First things first

Until I was established in my new eating habits, some things had to wait.

Proper nutrition is important. A wasteful lifestyle ought to be avoided. Perhaps I should eat less meat to lower my carbon footprint. I probably should save the planet … and the whales. Problem is, I am almost never successful when I fail to focus on one thing at a time. Right eating has to precede cleaning my plate, finishing every restaurant portion, and buying excessive quantities to be more economical.

Wisdom in action

It took years of weekly group discussions to absorb the wisdom of permanent weight control. In retrospect, I didn’t get it so much as it got me.

After many attempts to lose weight, I had lost hundreds of pounds cumulatively, once losing over 60 pounds in one year alone. I had abundant knowledge about dieting but no confidence I could achieve permanent weight control. I needed to learn how to let it happen while still taking responsibility for making an effort.

A thought experiment

I practiced a deep technique to become desperate for right eating.

In as much detail as possible, I imagined the sadness my family and friends might feel were I to die prematurely. I thought specifically about the burden that my becoming incapacitated, disabled, or unable to work might cause my spouse. I even imagined that one of my children needed an organ, that I was the only available donor, and that the surgery was too dangerous at my present weight.

Hungry for water

Water was surprisingly difficult thing to remember, and I even had to track it like food to make sure I drank enough.

The difficulty continued until I realized two things. First, room temperature makes water much easier to drink. Second, there are many interesting substitutes for water like seltzer, tea, and coffee. (Save for the day’s first cup, I drink only decaf.) Variety makes it much easier to get the 2.5 quarts of liquid I need daily. Word to the wise, create a hydrating routine that tapers off after mid afternoon to avoid getting up at night.

The gift of desperation

Who hasn’t been amazed at what they could accomplish when the chips were down?

Desperation is a gift when it gets me moving on something important. Not desperate yet? Imagination can help. I conducted a thought experiment and pretended what it might be like if my weight stood in the way of the happiness of those who love me. As unpleasant as it sounds, it’s a gift to be desperate enough to do anything required to lose weight permanently.

Trust the process

I have confidence that the steps I am taking will produce results regardless of how uncertain the outcome appears to me in the short term.
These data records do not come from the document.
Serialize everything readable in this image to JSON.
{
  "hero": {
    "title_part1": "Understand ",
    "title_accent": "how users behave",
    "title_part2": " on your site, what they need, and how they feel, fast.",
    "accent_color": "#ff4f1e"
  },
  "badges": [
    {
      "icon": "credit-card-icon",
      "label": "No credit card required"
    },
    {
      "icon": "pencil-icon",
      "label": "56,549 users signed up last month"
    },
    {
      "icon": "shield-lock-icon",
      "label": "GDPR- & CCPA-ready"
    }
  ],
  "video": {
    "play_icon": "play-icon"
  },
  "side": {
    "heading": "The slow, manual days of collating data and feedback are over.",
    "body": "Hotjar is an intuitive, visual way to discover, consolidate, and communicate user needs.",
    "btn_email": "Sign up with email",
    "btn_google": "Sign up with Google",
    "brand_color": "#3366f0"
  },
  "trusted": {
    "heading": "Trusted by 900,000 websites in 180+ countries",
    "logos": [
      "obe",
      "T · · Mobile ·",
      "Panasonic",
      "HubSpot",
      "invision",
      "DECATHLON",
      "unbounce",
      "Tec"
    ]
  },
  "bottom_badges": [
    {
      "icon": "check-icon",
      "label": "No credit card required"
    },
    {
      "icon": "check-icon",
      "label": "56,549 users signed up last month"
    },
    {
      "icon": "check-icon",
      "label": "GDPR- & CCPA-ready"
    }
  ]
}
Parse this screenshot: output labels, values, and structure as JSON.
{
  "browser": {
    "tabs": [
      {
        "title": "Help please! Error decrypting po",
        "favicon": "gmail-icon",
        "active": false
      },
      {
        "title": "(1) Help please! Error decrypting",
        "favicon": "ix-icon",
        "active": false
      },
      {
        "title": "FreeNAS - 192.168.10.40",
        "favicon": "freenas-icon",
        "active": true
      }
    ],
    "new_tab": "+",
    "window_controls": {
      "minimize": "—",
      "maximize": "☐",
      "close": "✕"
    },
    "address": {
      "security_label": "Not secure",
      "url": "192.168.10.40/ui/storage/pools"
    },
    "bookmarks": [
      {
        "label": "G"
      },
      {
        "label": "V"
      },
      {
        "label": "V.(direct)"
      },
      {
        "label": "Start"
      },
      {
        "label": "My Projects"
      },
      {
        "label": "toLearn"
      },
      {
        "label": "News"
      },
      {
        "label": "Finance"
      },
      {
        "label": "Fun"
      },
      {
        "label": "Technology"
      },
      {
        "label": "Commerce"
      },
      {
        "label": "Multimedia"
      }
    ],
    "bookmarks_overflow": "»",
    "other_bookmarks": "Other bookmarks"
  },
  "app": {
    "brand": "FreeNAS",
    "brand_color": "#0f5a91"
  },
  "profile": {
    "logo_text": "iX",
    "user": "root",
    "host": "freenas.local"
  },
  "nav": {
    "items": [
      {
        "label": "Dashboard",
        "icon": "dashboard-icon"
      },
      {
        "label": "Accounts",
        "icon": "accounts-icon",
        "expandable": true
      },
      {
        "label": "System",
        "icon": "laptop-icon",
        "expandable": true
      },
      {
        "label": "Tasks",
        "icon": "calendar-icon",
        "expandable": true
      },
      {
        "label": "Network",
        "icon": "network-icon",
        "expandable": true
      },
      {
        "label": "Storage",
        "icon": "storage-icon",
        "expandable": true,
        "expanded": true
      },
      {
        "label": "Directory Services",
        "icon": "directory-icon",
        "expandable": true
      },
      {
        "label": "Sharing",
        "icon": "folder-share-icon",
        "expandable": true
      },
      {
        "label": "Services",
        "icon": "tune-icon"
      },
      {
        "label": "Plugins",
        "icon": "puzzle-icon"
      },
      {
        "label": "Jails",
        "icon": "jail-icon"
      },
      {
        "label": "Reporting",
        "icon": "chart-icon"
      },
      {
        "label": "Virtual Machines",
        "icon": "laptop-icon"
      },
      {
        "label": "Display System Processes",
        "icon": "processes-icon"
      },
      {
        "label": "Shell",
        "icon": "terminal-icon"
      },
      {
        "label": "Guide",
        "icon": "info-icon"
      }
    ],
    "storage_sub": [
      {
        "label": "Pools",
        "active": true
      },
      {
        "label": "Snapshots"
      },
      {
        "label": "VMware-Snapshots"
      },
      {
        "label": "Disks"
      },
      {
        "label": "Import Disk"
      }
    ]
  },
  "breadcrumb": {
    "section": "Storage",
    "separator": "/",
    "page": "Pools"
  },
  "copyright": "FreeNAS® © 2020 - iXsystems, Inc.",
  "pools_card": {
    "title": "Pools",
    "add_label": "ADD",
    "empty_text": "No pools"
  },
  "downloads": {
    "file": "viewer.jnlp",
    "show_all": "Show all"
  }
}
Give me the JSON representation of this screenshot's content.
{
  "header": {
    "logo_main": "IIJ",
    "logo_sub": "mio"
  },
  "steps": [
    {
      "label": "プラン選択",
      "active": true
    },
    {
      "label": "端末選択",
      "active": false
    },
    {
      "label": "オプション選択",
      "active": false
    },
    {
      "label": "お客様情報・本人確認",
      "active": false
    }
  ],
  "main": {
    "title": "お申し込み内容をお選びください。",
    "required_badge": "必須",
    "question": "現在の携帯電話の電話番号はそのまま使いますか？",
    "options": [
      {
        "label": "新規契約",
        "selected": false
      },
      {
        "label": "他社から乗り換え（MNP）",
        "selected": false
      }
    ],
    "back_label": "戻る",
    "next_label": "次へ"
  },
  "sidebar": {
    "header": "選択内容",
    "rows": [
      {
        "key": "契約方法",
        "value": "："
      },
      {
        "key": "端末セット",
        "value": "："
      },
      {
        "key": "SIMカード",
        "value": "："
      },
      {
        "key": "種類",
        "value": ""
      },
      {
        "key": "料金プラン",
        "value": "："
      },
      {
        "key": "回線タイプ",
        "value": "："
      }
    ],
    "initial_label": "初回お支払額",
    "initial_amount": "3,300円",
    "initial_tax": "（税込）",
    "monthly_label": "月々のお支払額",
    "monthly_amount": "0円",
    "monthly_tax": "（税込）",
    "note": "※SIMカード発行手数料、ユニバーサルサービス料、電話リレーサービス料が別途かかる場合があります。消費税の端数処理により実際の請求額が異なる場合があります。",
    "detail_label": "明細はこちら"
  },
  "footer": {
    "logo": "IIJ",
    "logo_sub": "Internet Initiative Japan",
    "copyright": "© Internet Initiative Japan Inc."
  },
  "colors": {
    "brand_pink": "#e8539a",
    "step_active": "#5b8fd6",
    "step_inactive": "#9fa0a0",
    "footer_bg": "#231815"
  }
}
My new actions, behaviors, and techniques work to change my desires, cravings, and appetite, but only gradually. I show up and do my work, even when the results aren’t readily apparent. It’s the minimum faith needed to succeed, no more than the amount required to believe that the sun will come out again, even when it’s cloudy today.

The cunning physician

Sadly, my doctors couldn’t get me to change poor health habits simply by pointing them out; they had to convince me that I was sick.

I have found primary care physicians to be sophisticated and wise people who excel at the medical soft sell. Years ago they started turning up the heat on my eating habits by ordering tests, and one of the first was an ultrasound of my liver. After looking at the scan for a few minutes, a young technician left the room and returned with an experience physician who continued to study the screen for ten minutes before announcing “fatty liver.” I don’t know to this day how a fatty liver can hurt me, but the whole experience alarmed me.

Welcome to the (bad) neighborhood

Mindfulness means regaining control over my rational thought processes when it comes to eating.

My mind can be like a bad neighborhood, a dangerous place to go into alone. Where food is concerned, the most absurd thinking can make sense to me. How else would we explain a thought like, “I’ve eaten too much. I might as well eat more,” instead of “I’ve eaten too much. I’d better cut back, then look for the cause and try to deal with it next time.” Someone said, “Just because I fell off the wagon doesn’t mean I have to roll around in the mud.”

A moment of grace

Some call it a moment of grace, when I receive without apparent effort on my part a kind of strength that I didn’t formerly possess.

I do not know the motivating event that started me toward effectively controlling my weight. I know only that a day before I was not committed to a course of action, and the day after I was. These moments might visit me regularly in a lifetime, but I am not always prepared to take full advantage of them — to take an action required to change.